There is no secret to Liverpool’s weakness, no masterplan to cause their downfall. Tell your wingers to hit the byline and either cross the ball to Benteke’s head or win a corner from which your biggest players can take advantage of Liverpool’s shambolic use of zonal marking. If that doesn’t work, let them over-commit players forward and catch them on the counter attack.
It’s certainly a strategy for Palace, who have won on their last three trips to Anfield. And who scored both of their goals in this fixture last season? Benteke, that’s who.
European game to watch – Bayern Munich vs Bayer Leverkusen
Milan are officially the most interesting team to watch in Europe this season, but Bayern Munich aren’t far behind. Having accepted that only an unthinkable clusterf*ck would see them fail to win the Bundesliga title, Bayern have decided to invest in the future of their squad.
Carlo Ancelotti has paid fees for four players, aged 22, 21, 21 and 21. Corentin Tolisso is the most exciting, hopeful that a promising first season in Germany could see him break into the France squad for next summer’s World Cup, while Kingsley Coman has joined on a permanent deal from Juventus after his loan spell.
Leverkusen are trying to rebuild after a miserable 2016/17, in which they finished 12th. Hernandez has gone to West Ham, Omer Toprak to Borussia Dortmund and Hakan Calhanoglu to Milan, leaving supporters worried about a campaign in which Leverkusen might have to look down rather than up. Sven Bender has joined from Dortmund, but that is the only arrival for more than £2m.

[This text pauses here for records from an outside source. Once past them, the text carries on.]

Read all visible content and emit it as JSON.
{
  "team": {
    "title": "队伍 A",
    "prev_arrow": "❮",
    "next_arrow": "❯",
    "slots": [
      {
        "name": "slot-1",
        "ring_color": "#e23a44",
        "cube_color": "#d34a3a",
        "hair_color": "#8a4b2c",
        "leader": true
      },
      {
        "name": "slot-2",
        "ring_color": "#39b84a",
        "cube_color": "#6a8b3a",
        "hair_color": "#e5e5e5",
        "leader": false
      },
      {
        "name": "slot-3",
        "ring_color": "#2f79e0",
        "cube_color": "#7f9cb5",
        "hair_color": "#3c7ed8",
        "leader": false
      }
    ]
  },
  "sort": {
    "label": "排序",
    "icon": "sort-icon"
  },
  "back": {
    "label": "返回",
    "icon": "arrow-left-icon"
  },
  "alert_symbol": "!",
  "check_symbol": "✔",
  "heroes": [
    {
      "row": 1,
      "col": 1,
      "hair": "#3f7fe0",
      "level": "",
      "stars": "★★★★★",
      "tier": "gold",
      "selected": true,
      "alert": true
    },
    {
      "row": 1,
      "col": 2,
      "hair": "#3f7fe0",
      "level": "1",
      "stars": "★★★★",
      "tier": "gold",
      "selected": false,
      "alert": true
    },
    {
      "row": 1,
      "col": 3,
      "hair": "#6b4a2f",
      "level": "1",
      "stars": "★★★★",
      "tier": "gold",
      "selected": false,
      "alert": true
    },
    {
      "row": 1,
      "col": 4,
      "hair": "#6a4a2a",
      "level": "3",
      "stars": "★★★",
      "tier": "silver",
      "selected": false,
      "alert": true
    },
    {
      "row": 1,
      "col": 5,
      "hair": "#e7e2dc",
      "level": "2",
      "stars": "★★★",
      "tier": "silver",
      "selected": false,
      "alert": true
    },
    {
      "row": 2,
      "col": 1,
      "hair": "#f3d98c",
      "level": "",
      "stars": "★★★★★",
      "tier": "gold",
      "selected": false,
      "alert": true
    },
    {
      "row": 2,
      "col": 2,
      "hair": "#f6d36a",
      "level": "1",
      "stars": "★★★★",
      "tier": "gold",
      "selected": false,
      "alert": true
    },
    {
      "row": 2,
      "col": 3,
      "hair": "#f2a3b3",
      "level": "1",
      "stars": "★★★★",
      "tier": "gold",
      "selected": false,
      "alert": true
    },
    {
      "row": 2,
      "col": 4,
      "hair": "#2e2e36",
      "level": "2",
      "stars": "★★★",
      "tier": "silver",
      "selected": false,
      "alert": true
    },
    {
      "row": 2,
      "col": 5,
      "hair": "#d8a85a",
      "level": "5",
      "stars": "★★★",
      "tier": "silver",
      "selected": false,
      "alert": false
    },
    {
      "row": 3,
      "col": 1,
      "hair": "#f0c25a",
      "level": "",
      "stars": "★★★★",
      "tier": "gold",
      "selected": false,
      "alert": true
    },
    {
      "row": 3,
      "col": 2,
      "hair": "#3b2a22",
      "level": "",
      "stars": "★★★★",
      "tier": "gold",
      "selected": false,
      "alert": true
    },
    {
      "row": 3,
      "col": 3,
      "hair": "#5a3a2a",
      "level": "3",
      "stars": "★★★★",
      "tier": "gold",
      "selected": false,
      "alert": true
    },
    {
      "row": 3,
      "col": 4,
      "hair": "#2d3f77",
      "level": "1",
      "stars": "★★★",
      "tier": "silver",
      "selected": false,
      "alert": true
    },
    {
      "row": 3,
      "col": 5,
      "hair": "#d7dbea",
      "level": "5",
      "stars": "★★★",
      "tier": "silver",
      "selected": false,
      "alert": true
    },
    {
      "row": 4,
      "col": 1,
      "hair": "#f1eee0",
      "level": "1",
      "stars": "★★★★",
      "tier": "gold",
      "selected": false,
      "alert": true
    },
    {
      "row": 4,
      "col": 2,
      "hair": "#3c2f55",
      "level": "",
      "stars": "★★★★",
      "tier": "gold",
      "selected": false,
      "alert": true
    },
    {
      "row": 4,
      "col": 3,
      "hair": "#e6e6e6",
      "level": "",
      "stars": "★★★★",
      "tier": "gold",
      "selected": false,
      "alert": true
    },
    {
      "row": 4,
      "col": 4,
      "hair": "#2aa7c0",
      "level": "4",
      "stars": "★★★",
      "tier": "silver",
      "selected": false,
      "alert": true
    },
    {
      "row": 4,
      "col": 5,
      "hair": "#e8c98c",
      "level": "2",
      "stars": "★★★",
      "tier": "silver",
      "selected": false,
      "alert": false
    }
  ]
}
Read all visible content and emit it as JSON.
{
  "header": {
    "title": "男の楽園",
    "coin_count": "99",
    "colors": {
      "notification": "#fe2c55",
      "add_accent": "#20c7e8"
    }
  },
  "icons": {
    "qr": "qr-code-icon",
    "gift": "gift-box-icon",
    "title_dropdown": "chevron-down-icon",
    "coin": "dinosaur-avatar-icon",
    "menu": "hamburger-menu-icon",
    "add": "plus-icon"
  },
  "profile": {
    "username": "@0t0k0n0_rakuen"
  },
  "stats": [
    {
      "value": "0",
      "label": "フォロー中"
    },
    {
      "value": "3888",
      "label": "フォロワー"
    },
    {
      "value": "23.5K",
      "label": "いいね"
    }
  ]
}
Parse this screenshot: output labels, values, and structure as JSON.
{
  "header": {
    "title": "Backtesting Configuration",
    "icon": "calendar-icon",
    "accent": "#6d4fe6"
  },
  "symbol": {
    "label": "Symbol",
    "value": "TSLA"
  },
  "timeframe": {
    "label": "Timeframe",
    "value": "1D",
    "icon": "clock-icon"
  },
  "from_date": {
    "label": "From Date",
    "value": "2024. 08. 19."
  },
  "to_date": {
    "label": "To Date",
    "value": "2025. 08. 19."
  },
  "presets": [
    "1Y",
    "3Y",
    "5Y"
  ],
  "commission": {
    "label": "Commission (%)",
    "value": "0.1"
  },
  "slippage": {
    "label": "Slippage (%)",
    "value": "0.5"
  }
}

If you needed any other reason to watch, the game is on Friday evening and fills the void of Arsenal vs Leicester without any Premier League football. What else are you going to do, talk to people?
Daniel Storey – Buy Daniel’s book and donate to charity in the process. Be nice.